→ BRIEF: Once the data has been read, return all of it precisely as written.

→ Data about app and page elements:
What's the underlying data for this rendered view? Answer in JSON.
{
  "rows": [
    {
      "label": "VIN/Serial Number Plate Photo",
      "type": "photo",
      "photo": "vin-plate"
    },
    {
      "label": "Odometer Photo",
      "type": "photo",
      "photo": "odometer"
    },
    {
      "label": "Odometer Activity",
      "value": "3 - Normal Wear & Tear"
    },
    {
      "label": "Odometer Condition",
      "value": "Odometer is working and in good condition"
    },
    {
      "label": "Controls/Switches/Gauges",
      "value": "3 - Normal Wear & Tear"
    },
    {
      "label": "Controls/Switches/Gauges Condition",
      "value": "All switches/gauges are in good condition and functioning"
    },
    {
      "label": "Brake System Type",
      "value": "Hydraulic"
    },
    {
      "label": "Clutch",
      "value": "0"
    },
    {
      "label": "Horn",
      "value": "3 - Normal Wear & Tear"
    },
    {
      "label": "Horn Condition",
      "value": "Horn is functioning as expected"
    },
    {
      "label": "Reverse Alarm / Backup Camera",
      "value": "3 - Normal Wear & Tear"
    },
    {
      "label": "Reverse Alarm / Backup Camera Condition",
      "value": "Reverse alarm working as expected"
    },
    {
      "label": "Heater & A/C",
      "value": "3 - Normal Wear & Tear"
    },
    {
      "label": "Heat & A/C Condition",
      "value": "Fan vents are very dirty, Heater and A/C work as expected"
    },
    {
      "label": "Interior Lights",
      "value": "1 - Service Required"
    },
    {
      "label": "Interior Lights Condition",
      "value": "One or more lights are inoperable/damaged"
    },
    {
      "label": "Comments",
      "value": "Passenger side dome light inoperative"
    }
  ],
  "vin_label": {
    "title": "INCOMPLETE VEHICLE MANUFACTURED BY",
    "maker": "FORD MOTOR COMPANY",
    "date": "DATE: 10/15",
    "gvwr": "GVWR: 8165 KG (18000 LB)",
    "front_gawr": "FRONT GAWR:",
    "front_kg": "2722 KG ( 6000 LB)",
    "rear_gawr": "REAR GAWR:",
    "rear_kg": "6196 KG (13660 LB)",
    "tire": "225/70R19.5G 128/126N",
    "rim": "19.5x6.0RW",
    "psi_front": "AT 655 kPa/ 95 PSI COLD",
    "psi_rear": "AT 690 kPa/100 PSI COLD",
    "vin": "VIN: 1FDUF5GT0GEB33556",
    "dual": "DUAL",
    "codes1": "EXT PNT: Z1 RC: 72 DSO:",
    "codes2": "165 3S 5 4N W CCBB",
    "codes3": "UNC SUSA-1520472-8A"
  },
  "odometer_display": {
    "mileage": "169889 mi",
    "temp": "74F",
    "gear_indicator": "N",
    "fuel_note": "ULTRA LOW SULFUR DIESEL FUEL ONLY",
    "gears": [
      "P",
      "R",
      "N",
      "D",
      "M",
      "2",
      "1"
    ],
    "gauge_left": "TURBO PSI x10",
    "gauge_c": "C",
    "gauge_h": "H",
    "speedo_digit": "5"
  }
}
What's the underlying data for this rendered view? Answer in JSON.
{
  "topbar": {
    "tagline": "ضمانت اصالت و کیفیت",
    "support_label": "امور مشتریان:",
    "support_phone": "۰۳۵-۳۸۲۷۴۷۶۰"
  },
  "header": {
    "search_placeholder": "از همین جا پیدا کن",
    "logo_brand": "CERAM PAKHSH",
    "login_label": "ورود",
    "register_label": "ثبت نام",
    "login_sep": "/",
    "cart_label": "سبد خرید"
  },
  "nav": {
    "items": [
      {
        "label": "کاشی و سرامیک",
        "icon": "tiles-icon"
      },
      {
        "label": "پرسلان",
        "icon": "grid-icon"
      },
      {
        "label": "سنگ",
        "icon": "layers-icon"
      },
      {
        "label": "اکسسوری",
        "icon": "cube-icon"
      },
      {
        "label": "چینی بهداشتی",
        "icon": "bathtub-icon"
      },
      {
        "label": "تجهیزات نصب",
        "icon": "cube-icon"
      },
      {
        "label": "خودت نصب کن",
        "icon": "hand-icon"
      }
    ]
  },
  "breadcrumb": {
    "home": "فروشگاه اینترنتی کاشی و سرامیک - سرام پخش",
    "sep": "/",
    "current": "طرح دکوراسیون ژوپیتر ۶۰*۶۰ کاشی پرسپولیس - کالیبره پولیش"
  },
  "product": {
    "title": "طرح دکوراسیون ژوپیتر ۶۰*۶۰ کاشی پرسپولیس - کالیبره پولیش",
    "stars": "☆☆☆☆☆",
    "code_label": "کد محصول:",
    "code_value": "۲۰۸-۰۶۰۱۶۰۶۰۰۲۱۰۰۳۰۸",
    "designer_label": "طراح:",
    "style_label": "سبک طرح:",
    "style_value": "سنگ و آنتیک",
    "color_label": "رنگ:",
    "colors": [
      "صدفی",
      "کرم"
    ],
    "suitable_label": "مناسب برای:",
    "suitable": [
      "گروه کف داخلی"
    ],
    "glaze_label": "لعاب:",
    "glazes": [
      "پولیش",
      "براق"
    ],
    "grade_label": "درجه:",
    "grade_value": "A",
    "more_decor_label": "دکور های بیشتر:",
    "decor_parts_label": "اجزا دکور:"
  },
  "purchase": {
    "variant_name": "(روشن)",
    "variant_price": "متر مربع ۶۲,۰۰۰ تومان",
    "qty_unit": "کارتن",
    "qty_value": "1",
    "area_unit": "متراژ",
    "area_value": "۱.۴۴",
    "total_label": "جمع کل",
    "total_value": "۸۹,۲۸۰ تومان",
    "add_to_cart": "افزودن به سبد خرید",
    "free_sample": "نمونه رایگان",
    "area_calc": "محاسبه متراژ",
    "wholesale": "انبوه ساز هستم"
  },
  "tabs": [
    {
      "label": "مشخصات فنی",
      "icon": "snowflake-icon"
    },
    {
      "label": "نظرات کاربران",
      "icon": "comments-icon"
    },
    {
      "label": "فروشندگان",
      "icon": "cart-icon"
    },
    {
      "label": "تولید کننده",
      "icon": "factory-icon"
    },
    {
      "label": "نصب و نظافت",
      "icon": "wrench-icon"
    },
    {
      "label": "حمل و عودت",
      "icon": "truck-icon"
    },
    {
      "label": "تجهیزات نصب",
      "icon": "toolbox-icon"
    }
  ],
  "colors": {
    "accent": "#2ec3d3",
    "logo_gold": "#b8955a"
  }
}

→ ANSWER TO THIS PROBLEM:
What's the underlying data for this rendered view? Answer in JSON.
{
  "rows": [
    {
      "label": "VIN/Serial Number Plate Photo",
      "type": "photo",
      "photo": "vin-plate"
    },
    {
      "label": "Odometer Photo",
      "type": "photo",
      "photo": "odometer"
    },
    {
      "label": "Odometer Activity",
      "value": "3 - Normal Wear & Tear"
    },
    {
      "label": "Odometer Condition",
      "value": "Odometer is working and in good condition"
    },
    {
      "label": "Controls/Switches/Gauges",
      "value": "3 - Normal Wear & Tear"
    },
    {
      "label": "Controls/Switches/Gauges Condition",
      "value": "All switches/gauges are in good condition and functioning"
    },
    {
      "label": "Brake System Type",
      "value": "Hydraulic"
    },
    {
      "label": "Clutch",
      "value": "0"
    },
    {
      "label": "Horn",
      "value": "3 - Normal Wear & Tear"
    },
    {
      "label": "Horn Condition",
      "value": "Horn is functioning as expected"
    },
    {
      "label": "Reverse Alarm / Backup Camera",
      "value": "3 - Normal Wear & Tear"
    },
    {
      "label": "Reverse Alarm / Backup Camera Condition",
      "value": "Reverse alarm working as expected"
    },
    {
      "label": "Heater & A/C",
      "value": "3 - Normal Wear & Tear"
    },
    {
      "label": "Heat & A/C Condition",
      "value": "Fan vents are very dirty, Heater and A/C work as expected"
    },
    {
      "label": "Interior Lights",
      "value": "1 - Service Required"
    },
    {
      "label": "Interior Lights Condition",
      "value": "One or more lights are inoperable/damaged"
    },
    {
      "label": "Comments",
      "value": "Passenger side dome light inoperative"
    }
  ],
  "vin_label": {
    "title": "INCOMPLETE VEHICLE MANUFACTURED BY",
    "maker": "FORD MOTOR COMPANY",
    "date": "DATE: 10/15",
    "gvwr": "GVWR: 8165 KG (18000 LB)",
    "front_gawr": "FRONT GAWR:",
    "front_kg": "2722 KG ( 6000 LB)",
    "rear_gawr": "REAR GAWR:",
    "rear_kg": "6196 KG (13660 LB)",
    "tire": "225/70R19.5G 128/126N",
    "rim": "19.5x6.0RW",
    "psi_front": "AT 655 kPa/ 95 PSI COLD",
    "psi_rear": "AT 690 kPa/100 PSI COLD",
    "vin": "VIN: 1FDUF5GT0GEB33556",
    "dual": "DUAL",
    "codes1": "EXT PNT: Z1 RC: 72 DSO:",
    "codes2": "165 3S 5 4N W CCBB",
    "codes3": "UNC SUSA-1520472-8A"
  },
  "odometer_display": {
    "mileage": "169889 mi",
    "temp": "74F",
    "gear_indicator": "N",
    "fuel_note": "ULTRA LOW SULFUR DIESEL FUEL ONLY",
    "gears": [
      "P",
      "R",
      "N",
      "D",
      "M",
      "2",
      "1"
    ],
    "gauge_left": "TURBO PSI x10",
    "gauge_c": "C",
    "gauge_h": "H",
    "speedo_digit": "5"
  }
}
What's the underlying data for this rendered view? Answer in JSON.
{
  "topbar": {
    "tagline": "ضمانت اصالت و کیفیت",
    "support_label": "امور مشتریان:",
    "support_phone": "۰۳۵-۳۸۲۷۴۷۶۰"
  },
  "header": {
    "search_placeholder": "از همین جا پیدا کن",
    "logo_brand": "CERAM PAKHSH",
    "login_label": "ورود",
    "register_label": "ثبت نام",
    "login_sep": "/",
    "cart_label": "سبد خرید"
  },
  "nav": {
    "items": [
      {
        "label": "کاشی و سرامیک",
        "icon": "tiles-icon"
      },
      {
        "label": "پرسلان",
        "icon": "grid-icon"
      },
      {
        "label": "سنگ",
        "icon": "layers-icon"
      },
      {
        "label": "اکسسوری",
        "icon": "cube-icon"
      },
      {
        "label": "چینی بهداشتی",
        "icon": "bathtub-icon"
      },
      {
        "label": "تجهیزات نصب",
        "icon": "cube-icon"
      },
      {
        "label": "خودت نصب کن",
        "icon": "hand-icon"
      }
    ]
  },
  "breadcrumb": {
    "home": "فروشگاه اینترنتی کاشی و سرامیک - سرام پخش",
    "sep": "/",
    "current": "طرح دکوراسیون ژوپیتر ۶۰*۶۰ کاشی پرسپولیس - کالیبره پولیش"
  },
  "product": {
    "title": "طرح دکوراسیون ژوپیتر ۶۰*۶۰ کاشی پرسپولیس - کالیبره پولیش",
    "stars": "☆☆☆☆☆",
    "code_label": "کد محصول:",
    "code_value": "۲۰۸-۰۶۰۱۶۰۶۰۰۲۱۰۰۳۰۸",
    "designer_label": "طراح:",
    "style_label": "سبک طرح:",
    "style_value": "سنگ و آنتیک",
    "color_label": "رنگ:",
    "colors": [
      "صدفی",
      "کرم"
    ],
    "suitable_label": "مناسب برای:",
    "suitable": [
      "گروه کف داخلی"
    ],
    "glaze_label": "لعاب:",
    "glazes": [
      "پولیش",
      "براق"
    ],
    "grade_label": "درجه:",
    "grade_value": "A",
    "more_decor_label": "دکور های بیشتر:",
    "decor_parts_label": "اجزا دکور:"
  },
  "purchase": {
    "variant_name": "(روشن)",
    "variant_price": "متر مربع ۶۲,۰۰۰ تومان",
    "qty_unit": "کارتن",
    "qty_value": "1",
    "area_unit": "متراژ",
    "area_value": "۱.۴۴",
    "total_label": "جمع کل",
    "total_value": "۸۹,۲۸۰ تومان",
    "add_to_cart": "افزودن به سبد خرید",
    "free_sample": "نمونه رایگان",
    "area_calc": "محاسبه متراژ",
    "wholesale": "انبوه ساز هستم"
  },
  "tabs": [
    {
      "label": "مشخصات فنی",
      "icon": "snowflake-icon"
    },
    {
      "label": "نظرات کاربران",
      "icon": "comments-icon"
    },
    {
      "label": "فروشندگان",
      "icon": "cart-icon"
    },
    {
      "label": "تولید کننده",
      "icon": "factory-icon"
    },
    {
      "label": "نصب و نظافت",
      "icon": "wrench-icon"
    },
    {
      "label": "حمل و عودت",
      "icon": "truck-icon"
    },
    {
      "label": "تجهیزات نصب",
      "icon": "toolbox-icon"
    }
  ],
  "colors": {
    "accent": "#2ec3d3",
    "logo_gold": "#b8955a"
  }
}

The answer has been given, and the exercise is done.